  22. eyewobbles83 macrumors newbie

    Joined:
    Apr 10, 2010
    #22
    Really really long rant..

    Firstly, welcome to the wonderful world of photography.

    Secondly, the choice between Canon and Nikon has to be a personal choice and not based on what people say. So best piece of advice is; shoot with both. Most photographic retail places will allow you to do this... pop off a few frames with each and you will know very soon what your flavour is.

    My opinion - Canon. Lens selection is a big thing for me and their range is fantastic (google - the digital picture for info on Canon lenses). More than anything, like i said above...i enjoyed shooting with the Canon more, simple as that.

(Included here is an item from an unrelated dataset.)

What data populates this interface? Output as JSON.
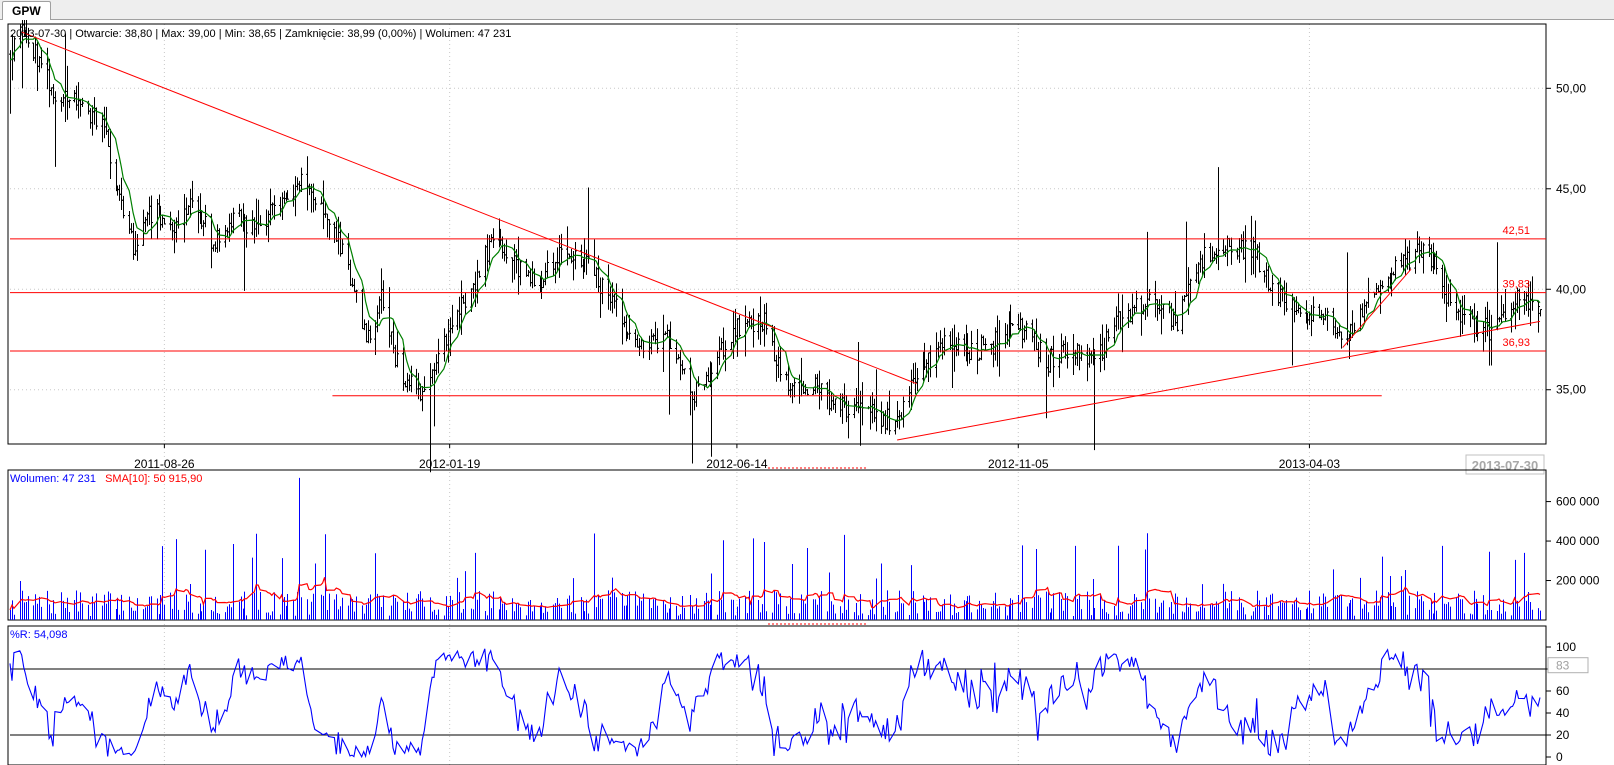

    I am about to buy my pro kit for wedding and fashion photography including;

    Canon 5D Mark 2
    EF 16-35 L
    EF 24-70mm f/2.8
    EF 70-200mm f/2.8

    If you have a bit more of a budget buy then 5D - such a perfect camera. FUll frame, 21MP and the rest.

    Anywhos i have talked for too long...ill leave u with this - buy Canon due to the lenses alone, cause thats the most important thing, not the body. Buy 'L' series canon lenses. And last but not least; if your budget is limited, spend more on the lens...over the years you will replace the camera body many times...lenses are forever...
     
  23. Afterthecalm macrumors member

    Joined:
    Feb 3, 2007
    #23
    So, for his first foray into D-SLR photography, in which he might not be into in a year, you're saying he should get a $2,500 camera?

    Bad advice
     
  24. flosseR macrumors 6502a

    flosseR

    Joined:
    Jan 1, 2009
    Location:
    the cold dark north
    #24
    Bad advice is an UNDERSTATEMENT. Who the heck recommends a pro level equipment with a nice list of lenses that cost all together more than a car to a beginner???

    Seriously eyewobbles83, READ before post!!! but alas, this is typical there has to be someone who pulls this every time. He wants to get Photography not a contest about the best gear. Sometimes good enough is good enough, you know.
    So following your advice which, according to you it has to be a personal choice between Canon or Nikon - nothing else, he should go to Canon because he can spend upwards of 10k on gear?

    //F
     
  25. erwinrommel20 macrumors newbie

    Joined:
    Apr 10, 2010
    #25
    just starting out


    If you really get into photography, you will upgrade your body and lens. It is only a matter of time before you do. All dSLR's take great photos, but until you start taking photos of your own and figuring out what you like and want in your camera system, thinking about your future system is futile at this point. Just go out and buy the cheapest dSLR you can find that looks good to your eyes and feels great in your hands. Then go out and just shoot photos, process them in your computer using all the great computing tools available, and repeat that cycle over and over until you either (1) get really good and comfortable at it that you want to upgrade to a better system or (2) you find that this isn't what you thought it was and you decide to pull out.

    It is all about the photographer, not the equipment my friend. Any cheap dSLR will do what you want right now, and don't worry about future upgrades. In time, you will replace all that you have now with better stuff down the line anyways.
     

Share This Page